[caption id=“attachment_632” align=“aligncenter” width=“780”] The view from a recent bike ride: a good habit back from the dead.[/caption]
Everything by longevity tends to get off course. Everything needs to be corrected. — Jim Rohn
Some of us like to be in control.
That’s me. Probably you, too (at least sometimes).
We don’t try to control others or a have burning desire to manage every last detail of a situation. But when it comes to our own lives, we all like to feel like we’re managing the stuff we can manage. And habits are at the top of the list.
We’ve got good habits and bad habits. Old ones and new ones. The wonderful (and insidious) thing about habits is that they’re automatic. A good habit serves us uncomplainingly, and a bad one fires up before we even notice what’s happening.

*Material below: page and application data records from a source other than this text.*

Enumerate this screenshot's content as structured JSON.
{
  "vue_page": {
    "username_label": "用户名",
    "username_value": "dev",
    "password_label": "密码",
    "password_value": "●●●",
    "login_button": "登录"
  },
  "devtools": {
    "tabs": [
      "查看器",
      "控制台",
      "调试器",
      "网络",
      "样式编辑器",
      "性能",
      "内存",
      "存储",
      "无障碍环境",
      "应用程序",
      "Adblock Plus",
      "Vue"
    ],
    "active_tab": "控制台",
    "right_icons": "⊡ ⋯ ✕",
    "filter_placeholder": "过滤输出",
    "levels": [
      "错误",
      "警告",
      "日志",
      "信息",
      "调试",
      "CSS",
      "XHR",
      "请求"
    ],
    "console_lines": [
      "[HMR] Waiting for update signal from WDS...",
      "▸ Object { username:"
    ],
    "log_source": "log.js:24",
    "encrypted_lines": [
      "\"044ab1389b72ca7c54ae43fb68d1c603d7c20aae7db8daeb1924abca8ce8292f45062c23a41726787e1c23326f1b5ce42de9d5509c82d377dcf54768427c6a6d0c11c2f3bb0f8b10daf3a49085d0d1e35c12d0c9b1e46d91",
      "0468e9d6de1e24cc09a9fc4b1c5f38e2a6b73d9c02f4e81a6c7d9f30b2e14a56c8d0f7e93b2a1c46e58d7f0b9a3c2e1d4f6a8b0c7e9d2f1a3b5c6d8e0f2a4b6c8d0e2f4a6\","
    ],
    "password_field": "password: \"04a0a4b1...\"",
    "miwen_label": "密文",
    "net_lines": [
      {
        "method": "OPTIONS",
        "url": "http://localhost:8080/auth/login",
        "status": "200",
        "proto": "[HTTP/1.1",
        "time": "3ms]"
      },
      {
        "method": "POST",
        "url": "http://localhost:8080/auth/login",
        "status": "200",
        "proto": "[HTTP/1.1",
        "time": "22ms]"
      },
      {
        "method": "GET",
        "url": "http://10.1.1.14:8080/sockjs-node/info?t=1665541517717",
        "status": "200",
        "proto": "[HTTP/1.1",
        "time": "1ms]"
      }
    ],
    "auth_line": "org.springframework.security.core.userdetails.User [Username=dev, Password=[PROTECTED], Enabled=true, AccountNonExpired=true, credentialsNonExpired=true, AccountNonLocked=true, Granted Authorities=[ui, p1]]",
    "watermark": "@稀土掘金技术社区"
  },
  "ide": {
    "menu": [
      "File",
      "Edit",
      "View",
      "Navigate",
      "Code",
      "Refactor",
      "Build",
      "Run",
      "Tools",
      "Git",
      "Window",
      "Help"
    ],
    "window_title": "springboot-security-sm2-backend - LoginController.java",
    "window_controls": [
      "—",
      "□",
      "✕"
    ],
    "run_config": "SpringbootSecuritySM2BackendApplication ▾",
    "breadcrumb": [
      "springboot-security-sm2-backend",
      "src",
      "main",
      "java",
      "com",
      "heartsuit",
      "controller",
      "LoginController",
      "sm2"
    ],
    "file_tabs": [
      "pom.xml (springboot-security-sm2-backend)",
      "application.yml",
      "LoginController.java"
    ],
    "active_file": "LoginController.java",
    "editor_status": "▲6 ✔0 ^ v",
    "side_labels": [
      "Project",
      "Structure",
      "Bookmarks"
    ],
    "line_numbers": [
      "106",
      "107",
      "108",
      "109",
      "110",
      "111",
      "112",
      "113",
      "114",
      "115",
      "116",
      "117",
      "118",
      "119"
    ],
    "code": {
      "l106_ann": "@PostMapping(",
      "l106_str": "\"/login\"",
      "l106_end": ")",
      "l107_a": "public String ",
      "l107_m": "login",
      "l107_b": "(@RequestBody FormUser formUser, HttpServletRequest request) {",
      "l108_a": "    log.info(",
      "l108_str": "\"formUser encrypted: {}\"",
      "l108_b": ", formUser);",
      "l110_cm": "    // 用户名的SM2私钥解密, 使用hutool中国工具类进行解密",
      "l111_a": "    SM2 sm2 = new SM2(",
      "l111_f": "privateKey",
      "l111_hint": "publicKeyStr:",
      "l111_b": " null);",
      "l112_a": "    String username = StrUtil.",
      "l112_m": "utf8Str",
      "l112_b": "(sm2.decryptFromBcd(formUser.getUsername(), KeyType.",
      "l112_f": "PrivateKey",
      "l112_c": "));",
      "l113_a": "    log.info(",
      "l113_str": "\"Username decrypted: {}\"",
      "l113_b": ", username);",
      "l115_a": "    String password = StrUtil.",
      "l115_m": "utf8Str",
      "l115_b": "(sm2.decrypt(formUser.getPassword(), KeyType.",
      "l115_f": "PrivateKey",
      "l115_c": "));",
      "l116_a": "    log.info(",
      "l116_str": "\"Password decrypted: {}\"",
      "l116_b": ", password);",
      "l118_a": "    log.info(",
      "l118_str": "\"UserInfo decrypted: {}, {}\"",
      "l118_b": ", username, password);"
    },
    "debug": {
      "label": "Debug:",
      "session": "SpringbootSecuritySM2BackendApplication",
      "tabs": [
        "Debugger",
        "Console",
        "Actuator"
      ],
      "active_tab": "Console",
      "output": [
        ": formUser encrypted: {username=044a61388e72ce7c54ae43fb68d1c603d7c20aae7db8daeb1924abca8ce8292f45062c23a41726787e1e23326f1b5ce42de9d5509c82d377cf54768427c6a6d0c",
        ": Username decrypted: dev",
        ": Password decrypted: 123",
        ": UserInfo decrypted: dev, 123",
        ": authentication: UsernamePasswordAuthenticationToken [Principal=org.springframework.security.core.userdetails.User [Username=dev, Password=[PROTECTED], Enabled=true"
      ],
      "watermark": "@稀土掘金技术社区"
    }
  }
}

A good, well, habit is to occasionally take a habit inventory. It takes a couple of minutes, it’s easy, and it helps keep us on course. Here’s how it works.
Grab a piece of paper or open the notes app on your phone. Let’s ask ourselves a few short questions.
1. What are my current good habits?
Maybe you’ve been exercising three times a week, having more patience with your family, or getting into work on time. Maybe the exercise habit has been in place for years, while you’ve only just started being punctual at the office.
Doesn’t matter. Give credit where it’s due, baby! Pat yourself on the back.
2. Are there any good habits I’ve recently abandoned or put off starting?
Were you planning to start reading more a few months ago? Forget feeling guilty; it’s not helpful. Instead, ask yourself:
- “Am I really committed to establishing this habit?”
- “What caused me to not follow through?
- “How could I make this habit easier to establish?”
We gotta deal with the bad habits, too. Same questions:
3. What are my current bad habits?
Are you getting less sleep than you need? Biting your nails? Spending a little too much on single-use kitchen gadgets?
4. Are there any bad habits I’ve recently abandoned?
This is cause for celebration! If you’ve quit smoking, texting while driving, or participating in workplace gossip, give yourself a high five.
My Habit Inventory Results
My most recent habit inventory revealed one good habit I’ve recently (re)started and one bad habit I’m abandoning.
A good habit: I’ve recently started exercising again!
I’m back on my road bike after a couple years of focusing half-heartedly on running.
I recently had a realization: I don’t really like running.
I don’t know why it took me so long to figure this out. I’m always eager to fit a bike ride in, while going for a run always feels like a chore.
The bike’s now out of the basement, and the running shoes are in the closet.
[caption id=“attachment_630” align=“aligncenter” width=“640”] Today’s lunchtime ride to Thousand Hills State Park![/caption]
A bad habit: Drinking too much beer.
I like beer. Sarah and I are homebrewers, and I appreciate a fine craft beer after a hard day’s work.
The problem is, “a fine craft beer” had gradually become “three fine craft beers.” Sometimes, four. On a weekday.
Not okay for my productivity or, more importantly, my long-term health.
I decided to set up some rules:
- No beer on weeknights unless we have company (or are company).
- Two beer limit on Friday and Saturday (again, unless we have or are company)
So far, so good. Sarah knows the plan as well, so I have her to hold me accountable.
Regularly taking a habit inventory forces us to confront our bad habits and acknowledge our good ones. Consider doing one once a month!
Now if you’ll excuse me, I’m going to go for a bike ride.